|Shields Jr, Fletcher|
Submitted to: Society of Wetland Scientists
Publication Type: Abstract Only
Publication Acceptance Date: 10/10/2003
Publication Date: 10/17/2003
Citation: GREER, E., PEZESHKI, S.R., SHIELDS JR, F.D. GROWTH OF NATURALLY REGENERATED AND ARTIFICALLY PLANTED SALIX NIGRA (BLACK WILLOW). SOCIETY OF WETLAND SCIENTSTS. SOUTH CENTRAL CHAPTER FALL MEETING, UNIVERSITY OF OKLAHOMA BIOLOGICAL STATION, STUDENT PRESENTATION ABSTRACTS, 2003. MEETING HANDOUT.
Technical Abstract: Planting of willow cuttings is one of the most widely practiced techniques for restoring stream corridors and riparian zones. More information is needed regarding long-term performance of planted cuttings.

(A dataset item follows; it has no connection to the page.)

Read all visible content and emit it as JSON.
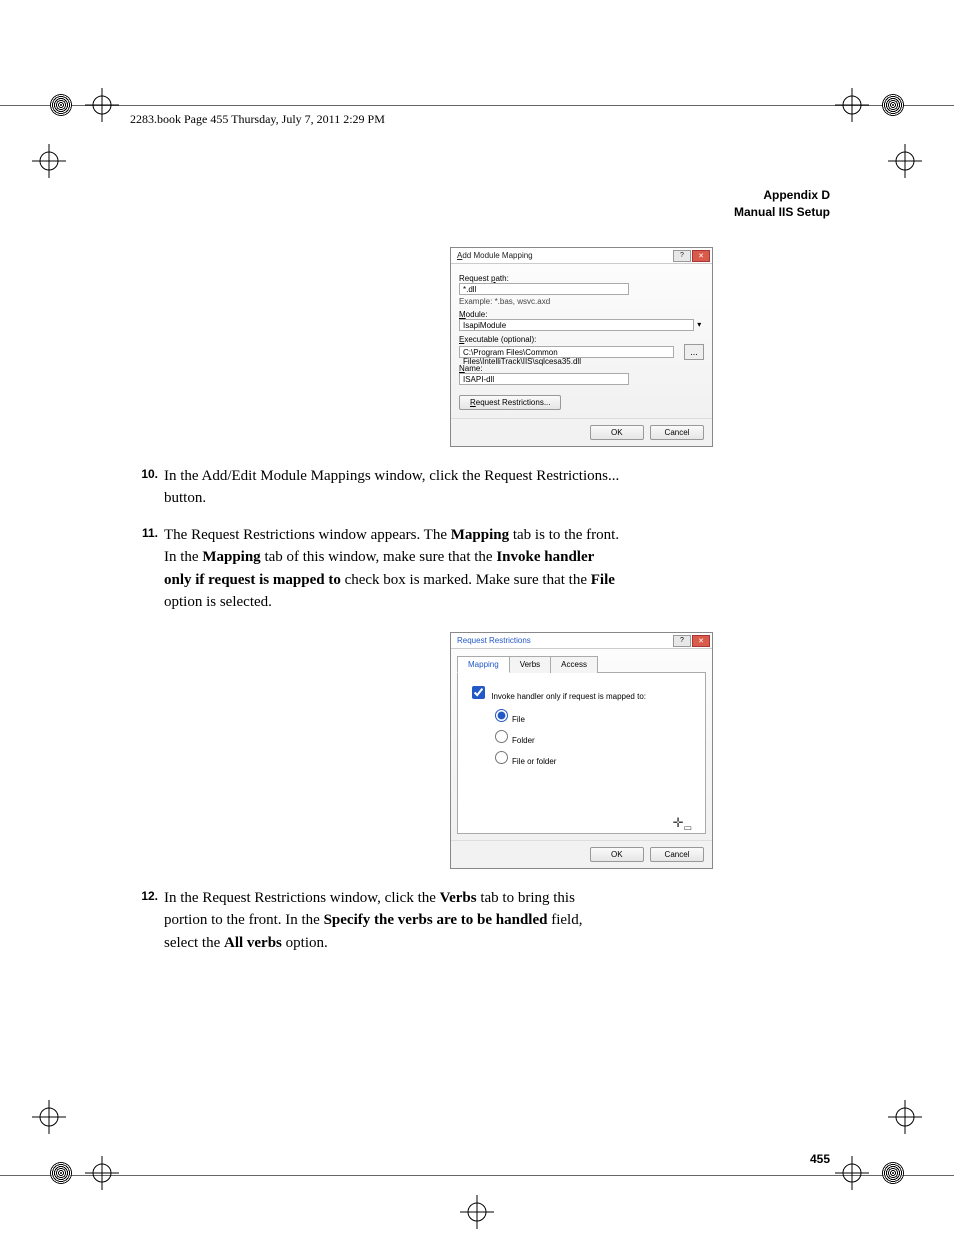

A field study was conducted to test the hypothesis that naturally regenerated plots of Salix nigra were outperforming plots of cuttings planted at roughly the same time as the natural plots. The study further considered if there were significant differences in environmental factors which might govern such responses. Three naturally regenerated plots were compared to three artificially planted plots, each containing eight trees, at Little Topashaw Creek, Mississippi. All plants were roughly two years old at the beginning of the study. Plant growth in natural plots was significantly higher than artificial plots (5.07 m and 2.28 m, respectively, p=0.0001). Soil samples indicated significant difference in percent silt between the two plot types (22.9% in natural vs 14.0% in artificially planted, p=0.03). Depth to the water table was shallower in natural plots compared to artificial plots (40.2 cm and 76.5 cm, respectively, p=0.03). Soil water potential values at 15, 30, and 60 cm depths did not show evidence of drought conditions at natural or artificial plots. Distance to creek was shorter and percent slope was lower at natural plots compared to artificial plots. Greater access to the water table and greater soil water holding capacity may be important factors in producing greater height growth of natural plots during the third growing season.